“It’s impossible for us to do,” he said. “It’s not only expensive, but it’s impossible.”
Lucy Senesac of Sang Lee Farms in Peconic said her farm is able to offer better prices by dealing directly with customers. Each week, Ms. Senesac and the Lee family sell their certified-organic produce at their Route 48 farm stand and three area farmers markets.
“There’s demand here, so for us that’s better, because with direct-to-consumer we can sell a vegetable for about what it costs to grow,” Ms. Senesac explained.
Before Sang Lee became an organic farm with a higher price point, Ms. Senesac said, it sold many of its Asian-style vegetables wholesale to markets in Chinatown and to Hunts Point Cooperative Market in the Bronx. Eventually, she said, those markets were able to purchase the same produce for less from other farms and Sang Lee began seeing much of its supply returned.
While Ms. Senesac said she is frequently asked if Sang Lee will ever begin selling its organic produce to area supermarkets, they don’t have the resources in place to return to such a business model.
Gene Wesnofske of Wesnofske Farms in Peconic said wholesale business is secondary to farm stand sales on his Route 48 property. In fact, he said, he really only wholesales surplus corn, peppers, cabbage and squash to Hunts Point Cooperative Market.
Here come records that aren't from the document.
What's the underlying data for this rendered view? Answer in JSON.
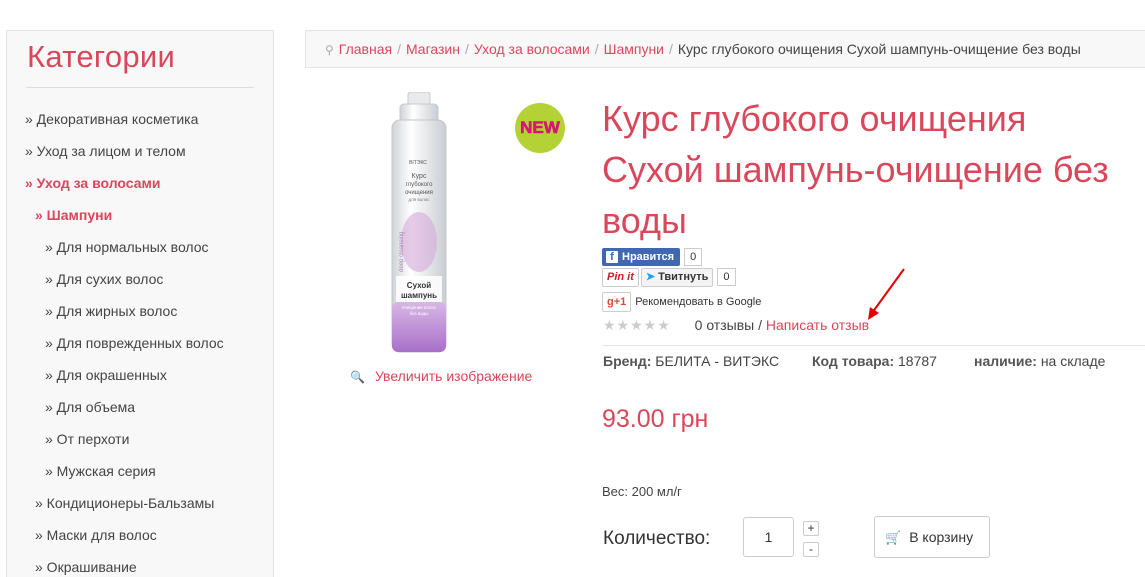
{
  "sidebar": {
    "title": "Категории",
    "items": [
      {
        "label": "» Декоративная косметика",
        "active": false,
        "level": 0
      },
      {
        "label": "» Уход за лицом и телом",
        "active": false,
        "level": 0
      },
      {
        "label": "» Уход за волосами",
        "active": true,
        "level": 0
      },
      {
        "label": "» Шампуни",
        "active": true,
        "level": 1
      },
      {
        "label": "» Для нормальных волос",
        "active": false,
        "level": 2
      },
      {
        "label": "» Для сухих волос",
        "active": false,
        "level": 2
      },
      {
        "label": "» Для жирных волос",
        "active": false,
        "level": 2
      },
      {
        "label": "» Для поврежденных волос",
        "active": false,
        "level": 2
      },
      {
        "label": "» Для окрашенных",
        "active": false,
        "level": 2
      },
      {
        "label": "» Для объема",
        "active": false,
        "level": 2
      },
      {
        "label": "» От перхоти",
        "active": false,
        "level": 2
      },
      {
        "label": "» Мужская серия",
        "active": false,
        "level": 2
      },
      {
        "label": "» Кондиционеры-Бальзамы",
        "active": false,
        "level": 1
      },
      {
        "label": "» Маски для волос",
        "active": false,
        "level": 1
      },
      {
        "label": "» Окрашивание",
        "active": false,
        "level": 1
      }
    ]
  },
  "breadcrumb": {
    "items": [
      "Главная",
      "Магазин",
      "Уход за волосами",
      "Шампуни"
    ],
    "current": "Курс глубокого очищения Сухой шампунь-очищение без воды",
    "separator": "/"
  },
  "product": {
    "title": "Курс глубокого очищения Сухой шампунь-очищение без воды",
    "badge": "NEW",
    "zoom_label": "Увеличить изображение",
    "image_text": {
      "brand": "ВIТЭКС",
      "line1": "Курс",
      "line2": "глубокого",
      "line3": "очищения",
      "line4": "для волос",
      "vertical": "deep cleansing",
      "name1": "Сухой",
      "name2": "шампунь",
      "sub1": "очищение волос",
      "sub2": "без воды"
    },
    "brand_label": "Бренд:",
    "brand_value": "БЕЛИТА - ВИТЭКС",
    "code_label": "Код товара:",
    "code_value": "18787",
    "stock_label": "наличие:",
    "stock_value": "на складе",
    "price": "93.00 грн",
    "weight": "Вес: 200 мл/г",
    "qty_label": "Количество:",
    "qty_value": "1",
    "qty_plus": "+",
    "qty_minus": "-",
    "cart_label": "В корзину"
  },
  "social": {
    "fb_icon": "f",
    "fb_label": "Нравится",
    "fb_count": "0",
    "pin_label": "Pin it",
    "tw_label": "Твитнуть",
    "tw_count": "0",
    "gplus_label": "g+1",
    "gplus_text": "Рекомендовать в Google"
  },
  "rating": {
    "stars": "★★★★★",
    "reviews": "0 отзывы",
    "divider": "/",
    "write_review": "Написать отзыв"
  },
  "colors": {
    "accent": "#d9475b",
    "badge_bg": "#b4d235",
    "facebook": "#4267b2"
  }
}
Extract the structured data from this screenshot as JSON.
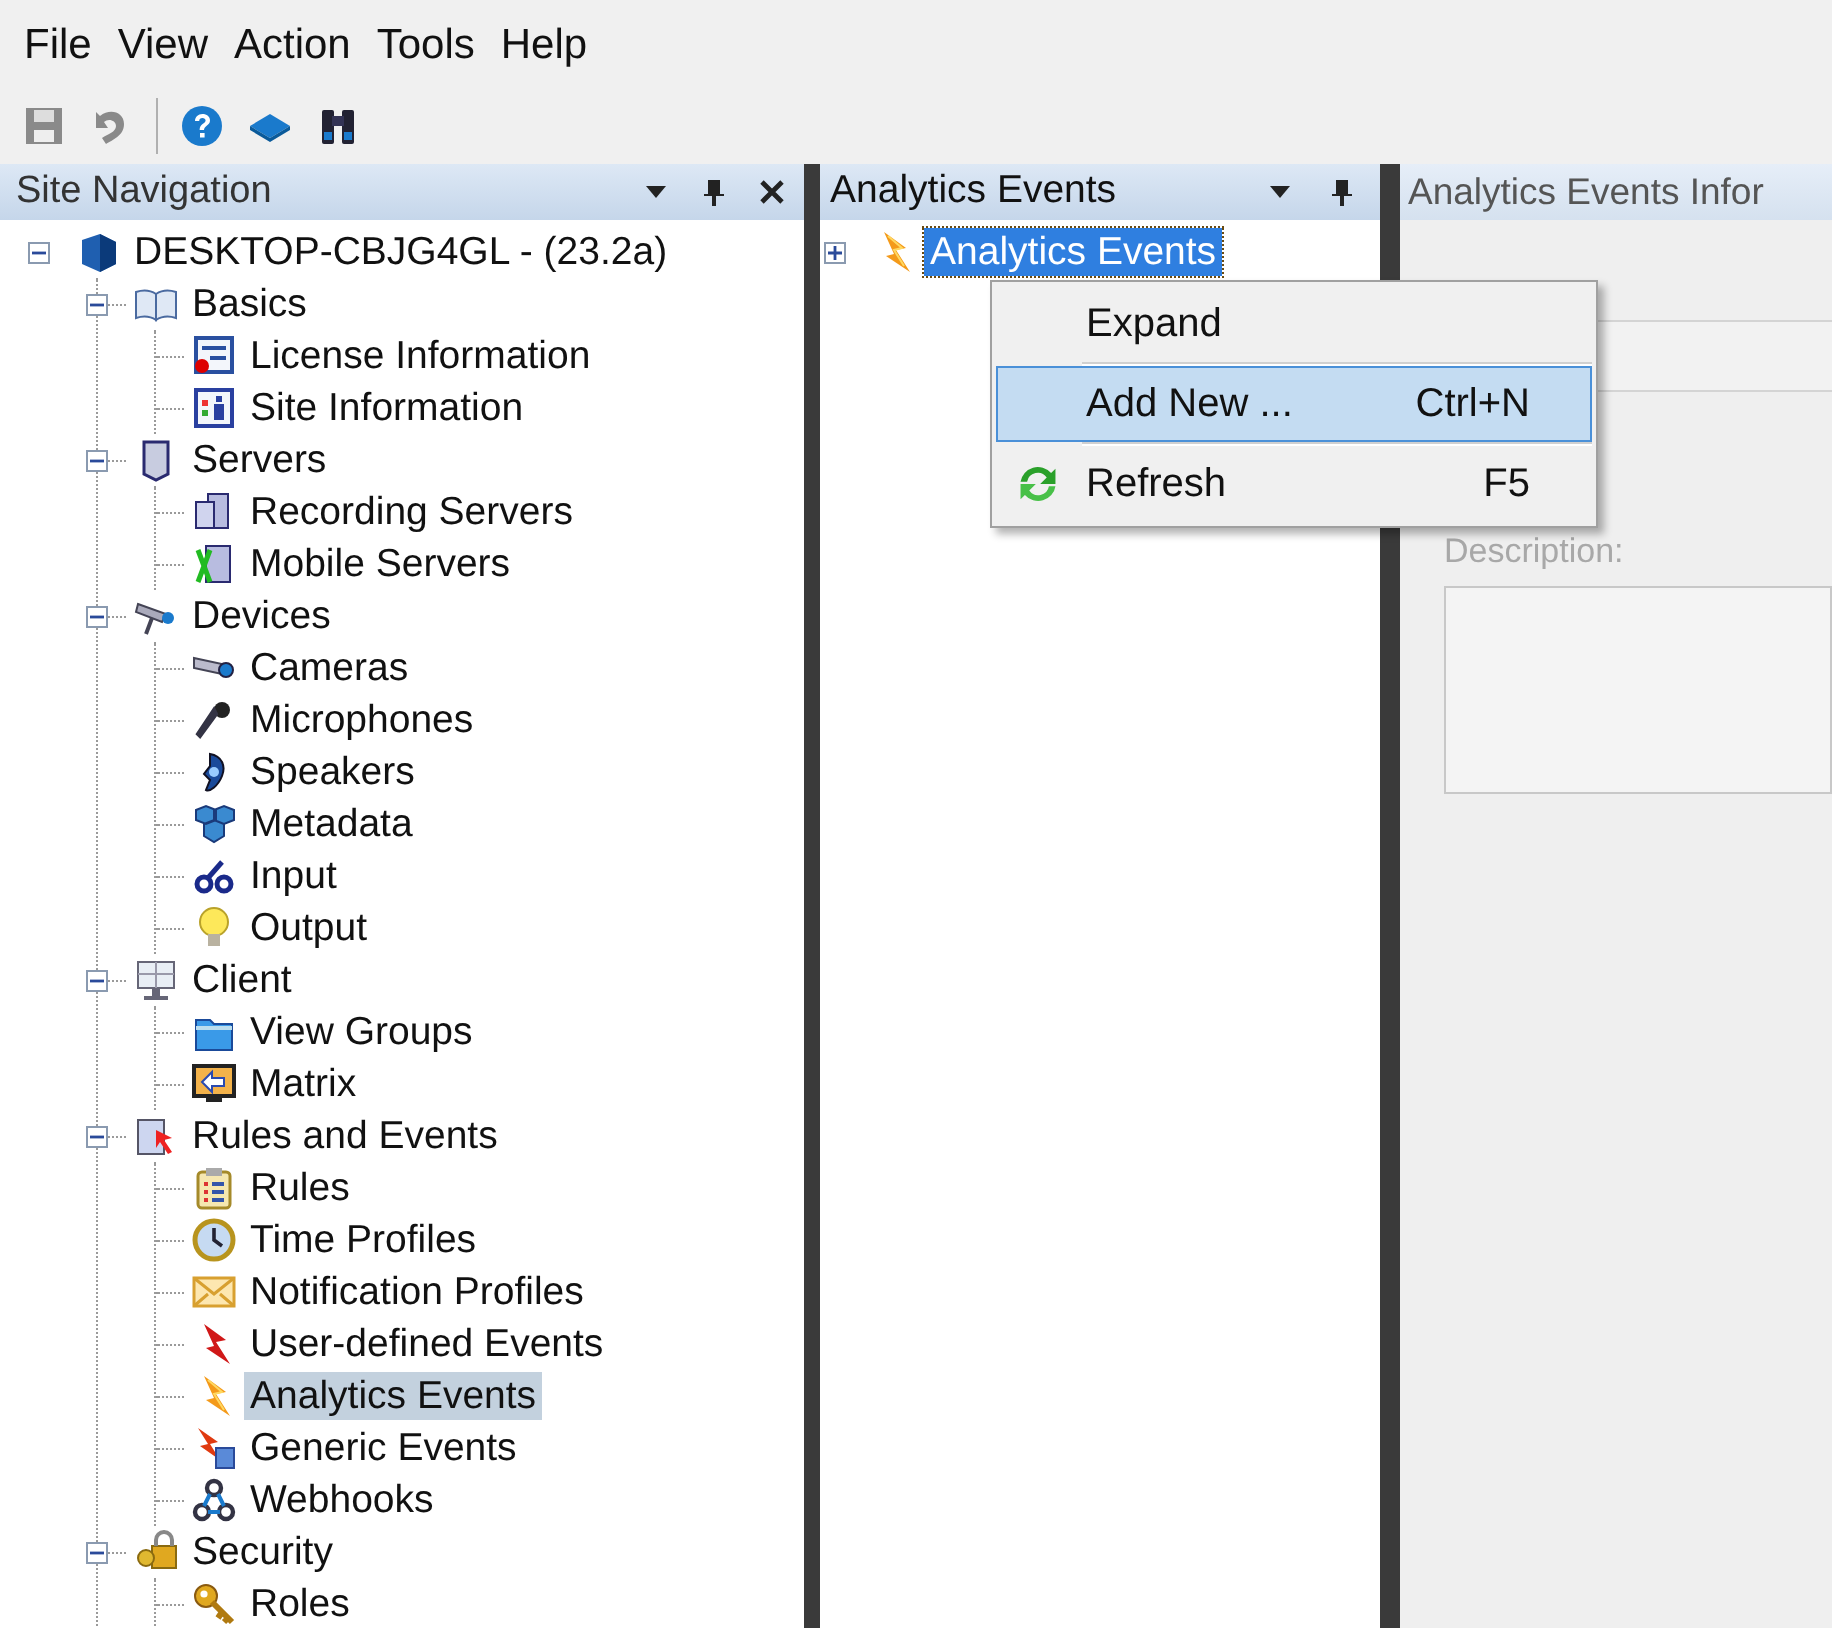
{
  "menu_bar": [
    "File",
    "View",
    "Action",
    "Tools",
    "Help"
  ],
  "toolbar": [
    {
      "disabled": true
    },
    {
      "disabled": true
    },
    {
      "disabled": false
    },
    {
      "disabled": false
    },
    {
      "disabled": false
    }
  ],
  "site_navigation": {
    "title": "Site Navigation",
    "tree": [
      {
        "label": "DESKTOP-CBJG4GL - (23.2a)",
        "expanded": true,
        "selected": false,
        "children": [
          {
            "label": "Basics",
            "expanded": true,
            "selected": false,
            "children": [
              {
                "label": "License Information",
                "selected": false
              },
              {
                "label": "Site Information",
                "selected": false
              }
            ]
          },
          {
            "label": "Servers",
            "expanded": true,
            "selected": false,
            "children": [
              {
                "label": "Recording Servers",
                "selected": false
              },
              {
                "label": "Mobile Servers",
                "selected": false
              }
            ]
          },
          {
            "label": "Devices",
            "expanded": true,
            "selected": false,
            "children": [
              {
                "label": "Cameras",
                "selected": false
              },
              {
                "label": "Microphones",
                "selected": false
              },
              {
                "label": "Speakers",
                "selected": false
              },
              {
                "label": "Metadata",
                "selected": false
              },
              {
                "label": "Input",
                "selected": false
              },
              {
                "label": "Output",
                "selected": false
              }
            ]
          },
          {
            "label": "Client",
            "expanded": true,
            "selected": false,
            "children": [
              {
                "label": "View Groups",
                "selected": false
              },
              {
                "label": "Matrix",
                "selected": false
              }
            ]
          },
          {
            "label": "Rules and Events",
            "expanded": true,
            "selected": false,
            "children": [
              {
                "label": "Rules",
                "selected": false
              },
              {
                "label": "Time Profiles",
                "selected": false
              },
              {
                "label": "Notification Profiles",
                "selected": false
              },
              {
                "label": "User-defined Events",
                "selected": false
              },
              {
                "label": "Analytics Events",
                "selected": true
              },
              {
                "label": "Generic Events",
                "selected": false
              },
              {
                "label": "Webhooks",
                "selected": false
              }
            ]
          },
          {
            "label": "Security",
            "expanded": true,
            "selected": false,
            "children": [
              {
                "label": "Roles",
                "selected": false
              }
            ]
          }
        ]
      }
    ]
  },
  "analytics_pane": {
    "title": "Analytics Events",
    "tree": [
      {
        "label": "Analytics Events",
        "expanded": false,
        "selected": true
      }
    ]
  },
  "info_pane": {
    "title": "Analytics Events Infor",
    "description": {
      "label": "Description:",
      "disabled": true
    }
  },
  "context_menu": [
    {
      "label": "Expand",
      "selected": false
    },
    {
      "label": "Add New ...",
      "shortcut": "Ctrl+N",
      "selected": true
    },
    {
      "label": "Refresh",
      "shortcut": "F5",
      "selected": false
    }
  ]
}
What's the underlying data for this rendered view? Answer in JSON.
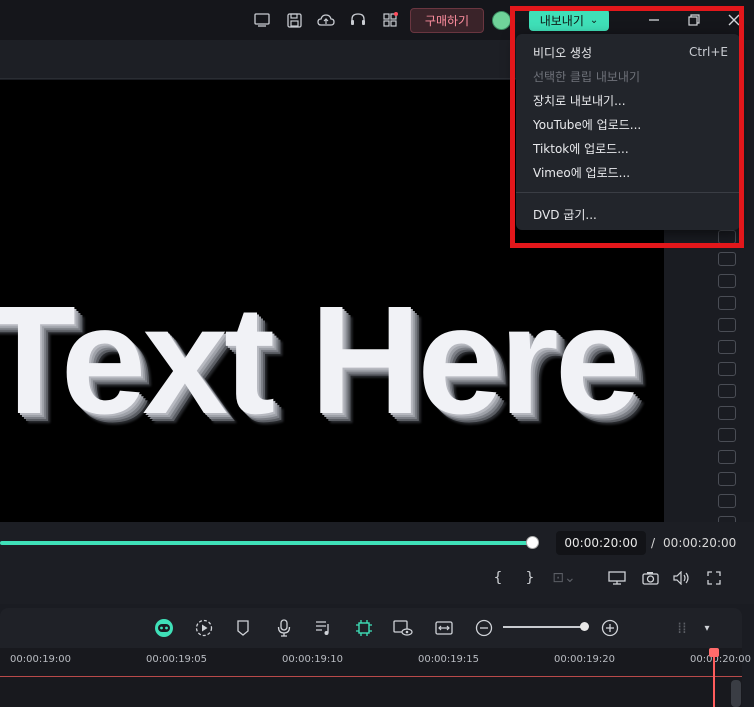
{
  "titlebar": {
    "purchase_label": "구매하기",
    "export_label": "내보내기",
    "icons": [
      "monitor-icon",
      "save-icon",
      "cloud-upload-icon",
      "headset-icon",
      "grid-icon"
    ]
  },
  "preview": {
    "text": "Text Here"
  },
  "export_menu": {
    "items": [
      {
        "label": "비디오 생성",
        "shortcut": "Ctrl+E",
        "disabled": false
      },
      {
        "label": "선택한 클립 내보내기",
        "shortcut": "",
        "disabled": true
      },
      {
        "label": "장치로 내보내기...",
        "shortcut": "",
        "disabled": false
      },
      {
        "label": "YouTube에 업로드...",
        "shortcut": "",
        "disabled": false
      },
      {
        "label": "Tiktok에 업로드...",
        "shortcut": "",
        "disabled": false
      },
      {
        "label": "Vimeo에 업로드...",
        "shortcut": "",
        "disabled": false
      },
      {
        "label": "DVD 굽기...",
        "shortcut": "",
        "disabled": false
      }
    ]
  },
  "playback": {
    "progress": 1.0,
    "current_time": "00:00:20:00",
    "separator": "/",
    "total_time": "00:00:20:00"
  },
  "timeline": {
    "ticks": [
      "00:00:19:00",
      "00:00:19:05",
      "00:00:19:10",
      "00:00:19:15",
      "00:00:19:20",
      "00:00:20:00"
    ]
  },
  "colors": {
    "accent": "#3fe0b8",
    "highlight": "#e3171b",
    "playhead": "#ff5c5c"
  }
}
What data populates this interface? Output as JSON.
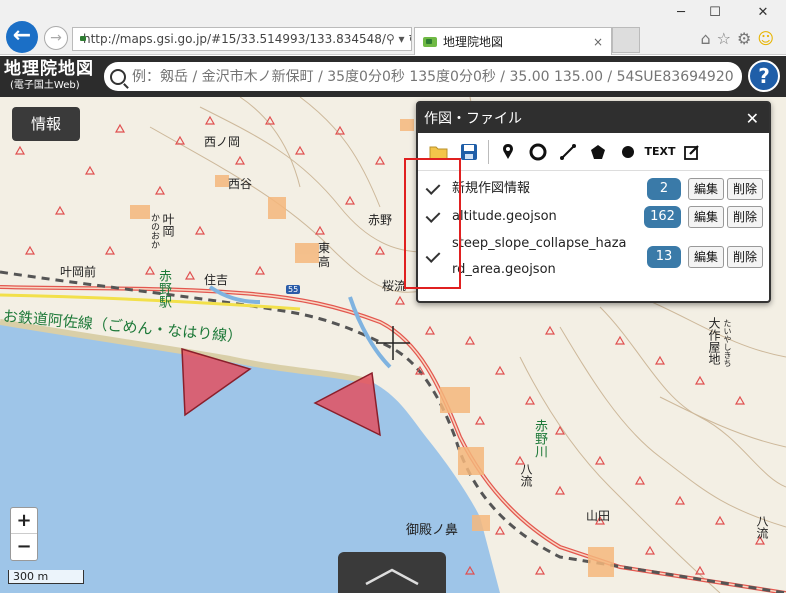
{
  "browser": {
    "url": "http://maps.gsi.go.jp/#15/33.514993/133.834548/",
    "tab_title": "地理院地図",
    "tab_close": "×",
    "back_glyph": "←",
    "forward_glyph": "→",
    "minimize": "─",
    "maximize": "☐",
    "close": "✕",
    "search_addr_glyph": "⚲ ▾ ↻",
    "tools": {
      "home": "⌂",
      "star": "☆",
      "gear": "⚙",
      "smile": "☺"
    }
  },
  "header": {
    "logo_main": "地理院地図",
    "logo_sub": "(電子国土Web)",
    "search_placeholder": "例：剱岳 / 金沢市木ノ新保町 / 35度0分0秒 135度0分0秒 / 35.00 135.00 / 54SUE83694920",
    "help": "?"
  },
  "map": {
    "info_button": "情報",
    "zoom_in": "+",
    "zoom_out": "−",
    "scale": "300 m",
    "labels": {
      "nishioka": "西ノ岡",
      "nishiguchi": "西谷",
      "kanouka": "かのおか",
      "kanouka_kanji": "叶岡",
      "akano": "赤野",
      "akano_station": "赤野駅",
      "higashi": "東",
      "higashi2": "高",
      "kanoka_mae": "叶岡前",
      "sumiyoshi": "住吉",
      "sakuranagare": "桜流",
      "railway": "お鉄道阿佐線（ごめん・なはり線）",
      "route_shield": "55",
      "daisaku": "大作屋地",
      "daisaku_kana": "たいやしきち",
      "akano_river": "赤野川",
      "ryu": "八流",
      "yamada": "山田",
      "mitono_hana": "御殿ノ鼻",
      "hachiryu": "八流"
    }
  },
  "panel": {
    "title": "作図・ファイル",
    "close": "✕",
    "tools": [
      "open-folder",
      "save",
      "marker",
      "circle",
      "line",
      "polygon",
      "dot",
      "TEXT",
      "edit"
    ],
    "text_tool": "TEXT",
    "layers": [
      {
        "name": "新規作図情報",
        "count": "2",
        "edit": "編集",
        "delete": "削除"
      },
      {
        "name": "altitude.geojson",
        "count": "162",
        "edit": "編集",
        "delete": "削除"
      },
      {
        "name": "steep_slope_collapse_hazard_area.geojson",
        "name_line1": "steep_slope_collapse_haza",
        "name_line2": "rd_area.geojson",
        "count": "13",
        "edit": "編集",
        "delete": "削除"
      }
    ]
  },
  "colors": {
    "chrome": "#f0f0f0",
    "header": "#2c2c2c",
    "sea": "#9ec5e8",
    "land": "#f3efe4",
    "accent_blue": "#3a7aa8",
    "hazard_red": "#e05060",
    "highlight_red": "#e02020"
  }
}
Mr. Wesnofske explained that when his family started the farm in 1967, it wholesaled its potatoes as far away as Puerto Rico. Now, however, the practice only accounts for around a quarter of the farm’s revenue.
Mickey Harley of Bhavana Blueberries in Southold began wholesaling his fruit to local IGAs and Uncle Giuseppe’s in 2015. This year, he hopes to add Stew Leonard’s to his client list. Unlike other farms that use distributors like J. Kings, Bhavana Blueberries deals with supermarkets directly, which adds an even greater challenge to the practice of wholesaling.
Last year, Mr. Harley said, IGA officials would call him when they needed blueberries and he would pick, pack and deliver them that same day.
“You lose that efficiency the distributor brings,” Mr. Harley said. “You’re biting a bullet on one hand, but hopefully receiving a higher price on the other hand.”
Mr. Carpenter said that if consumers really want Long Island fruits and vegetables they have to be willing to pay a higher price for them — even at the supermarket. He added that he hopes local grocery chains will advocate for East End farmers by featuring Long Island-grown sections.
“The grocery stores being part of the Long Island community should try and do more to encourage the purchase of locally grown [produce],” Mr. Carpenter said.
King Kullen was one of the first supermarket chains to carry local produce, starting around 18 years ago. While Mr. Carpenter said some grocery stores define “local” as anywhere within 100 miles, King Kullen specifically labels some of its produce as “Grown on Long Island.”
Rich Conger, director of produce for King Kullen, said that as demand increases, purchasing wholesale produce remains important to his locally owned grocery store chain.
“The Long Island consumer appreciates the fact that we are buying local,” he said.
Top Photo Caption: Northville farmer Lyle Wells in one of his asparagus fields on Sound Avenue. Although he has been selling produce to supermarkets for nearly a dozen years, he is thinking about scaling back. (Credit: Barbaraellen Koch, file)